-- TASK STATEMENT --
Please look for the string "Enable" below and report every line in which it occurs.

-- RECORDS FOR THE TASK --

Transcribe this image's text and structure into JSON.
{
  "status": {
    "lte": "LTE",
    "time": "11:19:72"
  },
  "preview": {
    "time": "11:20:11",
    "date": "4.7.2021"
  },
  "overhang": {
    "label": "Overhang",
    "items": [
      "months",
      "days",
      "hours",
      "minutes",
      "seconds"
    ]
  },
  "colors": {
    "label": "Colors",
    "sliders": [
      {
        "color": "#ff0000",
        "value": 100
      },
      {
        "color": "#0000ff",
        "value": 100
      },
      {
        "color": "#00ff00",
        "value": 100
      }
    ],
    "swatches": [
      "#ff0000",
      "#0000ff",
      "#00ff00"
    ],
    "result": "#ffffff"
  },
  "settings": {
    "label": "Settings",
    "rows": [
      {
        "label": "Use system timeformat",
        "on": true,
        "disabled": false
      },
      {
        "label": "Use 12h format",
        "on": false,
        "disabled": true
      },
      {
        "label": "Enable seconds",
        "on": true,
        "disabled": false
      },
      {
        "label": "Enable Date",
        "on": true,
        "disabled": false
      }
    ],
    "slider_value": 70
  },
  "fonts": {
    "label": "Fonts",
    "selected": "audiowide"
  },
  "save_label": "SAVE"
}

-- TASK ANSWER --
        "label": "Enable seconds",
        "label": "Enable Date",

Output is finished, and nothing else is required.